Pa. Gay Couples “Rush” For Marriage Licenses
A roundup of what the national press is saying about Tuesday’s ruling striking down Pennsylvania’s ban on gay marriage:
Same-sex couples in Pennsylvania began receiving marriage licenses soon after Jones’s decision came down. Among the first was Kerry Smith and her partner Rue Landau, the Executive Director of the Philadelphia Commission on Human Relations.
“We were the first couple to get the marriage license in Philadelphia,” Landau said before heading to a celebratory rally. Philadelphia Mayor Michael Nutter told the couple he would officiate their wedding, which could take place as soon as next week, Landau said. “This is all happening so fast,” she added.
In honor of the decision, Mayor Nutter raised the rainbow-colored flag that has come to symbolize the gay rights movement. The city also announced extended hours for the office that distributes marriage licenses. “It is a totally joyous day for Pennsylvania’s lesbian, gay, bi-sexual and transgender communities, advocates and allies,” Nutter said in a statement.
As supporters of gay rights celebrated, Archbishop Charles J. Chaput of Philadelphia called it “a mistake with long-term, negative consequences” and urged a quick appeal. Judge Jones, who is based in Harrisburg, Pa., was appointed by President George W. Bush in 2002.
In the last few months, judges have struck down marriage limits in several states: Arkansas, Idaho, Oklahoma, Texas, Virginia and, on Monday,Oregon. Courts elsewhere have said that states must recognize same-sex marriages performed outside their borders.

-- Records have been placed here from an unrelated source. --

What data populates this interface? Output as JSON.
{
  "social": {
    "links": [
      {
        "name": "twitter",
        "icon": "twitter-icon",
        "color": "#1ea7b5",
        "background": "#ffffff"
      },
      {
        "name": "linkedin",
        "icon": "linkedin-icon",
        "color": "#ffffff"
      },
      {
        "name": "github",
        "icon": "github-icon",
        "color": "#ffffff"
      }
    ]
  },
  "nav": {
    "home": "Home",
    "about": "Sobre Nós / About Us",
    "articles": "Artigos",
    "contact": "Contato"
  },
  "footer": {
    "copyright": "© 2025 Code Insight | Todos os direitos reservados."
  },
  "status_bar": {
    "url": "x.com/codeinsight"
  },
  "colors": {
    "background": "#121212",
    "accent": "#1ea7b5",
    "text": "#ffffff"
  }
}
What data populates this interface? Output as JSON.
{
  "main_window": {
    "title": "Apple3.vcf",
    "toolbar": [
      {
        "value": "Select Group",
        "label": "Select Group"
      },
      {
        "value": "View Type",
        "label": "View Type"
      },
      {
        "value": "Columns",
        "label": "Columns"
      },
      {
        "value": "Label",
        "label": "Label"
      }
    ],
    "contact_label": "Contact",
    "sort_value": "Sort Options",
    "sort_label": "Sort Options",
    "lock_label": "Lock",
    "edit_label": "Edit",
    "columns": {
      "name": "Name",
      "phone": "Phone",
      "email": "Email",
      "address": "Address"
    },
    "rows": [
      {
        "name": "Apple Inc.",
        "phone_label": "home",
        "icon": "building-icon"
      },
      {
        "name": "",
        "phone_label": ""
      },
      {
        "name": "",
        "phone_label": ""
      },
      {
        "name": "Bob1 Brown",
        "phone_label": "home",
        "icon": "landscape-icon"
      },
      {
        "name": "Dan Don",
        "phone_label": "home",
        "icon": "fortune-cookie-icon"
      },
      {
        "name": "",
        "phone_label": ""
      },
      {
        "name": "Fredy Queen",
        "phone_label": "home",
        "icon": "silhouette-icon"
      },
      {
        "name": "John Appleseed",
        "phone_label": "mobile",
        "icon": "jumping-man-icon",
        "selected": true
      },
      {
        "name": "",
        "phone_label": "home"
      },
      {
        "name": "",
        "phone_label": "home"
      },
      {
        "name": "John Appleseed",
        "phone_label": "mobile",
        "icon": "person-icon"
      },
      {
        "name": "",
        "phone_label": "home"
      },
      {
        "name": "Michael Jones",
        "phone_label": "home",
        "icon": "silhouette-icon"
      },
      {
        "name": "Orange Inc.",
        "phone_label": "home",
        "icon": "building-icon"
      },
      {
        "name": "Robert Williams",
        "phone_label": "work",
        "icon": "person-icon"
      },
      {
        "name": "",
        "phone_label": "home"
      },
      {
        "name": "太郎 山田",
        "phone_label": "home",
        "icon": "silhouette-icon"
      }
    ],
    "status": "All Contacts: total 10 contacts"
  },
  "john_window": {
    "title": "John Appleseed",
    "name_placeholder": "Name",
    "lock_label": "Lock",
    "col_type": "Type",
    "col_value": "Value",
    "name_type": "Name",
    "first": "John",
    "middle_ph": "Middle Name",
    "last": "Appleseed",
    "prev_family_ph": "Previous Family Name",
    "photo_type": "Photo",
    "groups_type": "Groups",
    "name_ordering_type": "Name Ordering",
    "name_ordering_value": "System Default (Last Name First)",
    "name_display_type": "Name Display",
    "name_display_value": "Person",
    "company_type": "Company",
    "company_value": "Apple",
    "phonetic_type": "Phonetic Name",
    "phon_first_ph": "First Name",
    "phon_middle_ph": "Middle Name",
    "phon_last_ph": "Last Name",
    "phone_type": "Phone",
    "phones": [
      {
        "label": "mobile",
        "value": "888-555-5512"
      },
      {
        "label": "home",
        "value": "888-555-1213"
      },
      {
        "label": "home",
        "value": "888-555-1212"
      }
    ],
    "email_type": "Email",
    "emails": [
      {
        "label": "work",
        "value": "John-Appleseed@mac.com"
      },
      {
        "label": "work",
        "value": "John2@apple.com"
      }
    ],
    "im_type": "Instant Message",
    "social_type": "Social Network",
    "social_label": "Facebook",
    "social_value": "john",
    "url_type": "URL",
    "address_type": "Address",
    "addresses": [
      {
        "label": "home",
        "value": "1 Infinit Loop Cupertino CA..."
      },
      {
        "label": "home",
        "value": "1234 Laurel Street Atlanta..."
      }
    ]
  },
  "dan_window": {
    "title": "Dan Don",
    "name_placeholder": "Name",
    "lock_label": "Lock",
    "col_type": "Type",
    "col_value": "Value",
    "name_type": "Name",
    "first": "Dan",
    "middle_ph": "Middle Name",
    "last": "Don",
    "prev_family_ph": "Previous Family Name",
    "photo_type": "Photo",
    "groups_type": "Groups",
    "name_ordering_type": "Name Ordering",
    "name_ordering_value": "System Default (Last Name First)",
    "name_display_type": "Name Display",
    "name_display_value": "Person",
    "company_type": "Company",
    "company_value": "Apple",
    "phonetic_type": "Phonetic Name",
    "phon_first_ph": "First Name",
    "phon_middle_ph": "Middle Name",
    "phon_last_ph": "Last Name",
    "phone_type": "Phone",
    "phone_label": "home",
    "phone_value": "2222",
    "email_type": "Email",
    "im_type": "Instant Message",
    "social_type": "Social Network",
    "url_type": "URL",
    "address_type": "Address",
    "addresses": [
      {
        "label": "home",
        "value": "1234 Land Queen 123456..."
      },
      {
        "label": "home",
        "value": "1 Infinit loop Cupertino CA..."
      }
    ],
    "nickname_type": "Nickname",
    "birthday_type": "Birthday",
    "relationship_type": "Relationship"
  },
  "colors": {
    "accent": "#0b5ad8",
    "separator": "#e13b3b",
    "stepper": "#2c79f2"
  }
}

Gov. Tom Corbett tweeted early Tuesday evening that he “is in the process of thoroughly reviewing the decision of the court,” adding that a statement is anticipated Wednesday.
Attorney General Kathleen Kane earlier made her own definitive statement, saying she will “not … defend Pennsylvania’s Defense of Marriage Act because I made a legal determination as to the unconstitutionality of this law.”
“Today brings justice to Pennsylvanians who have suffered from unequal protection under the law because of their sexual orientation,” Kane said.
Who saw this coming? I’m going to guess “not Rick Santorum.” Twelve years ago, in his second and final term as the U.S. senator from Pennsylvania, Santorum urged the Senate to confirm Jones and Kit Connor.
“Attorneys Jones and Conner are highly qualified to assume the important role of Judge and the duty of protecting the Constitution and ensuring the effective operation of our judicial system. “Since the onset of the war against terrorism, our federal judiciary has taken on an even higher level of importance, and it is imperative that we provide our courts with the resources necessary to enforce the rule of law. These judgeships are vital to our national security goals, and I urge my colleagues to work with the President to fill these vacancies in a timely manner.”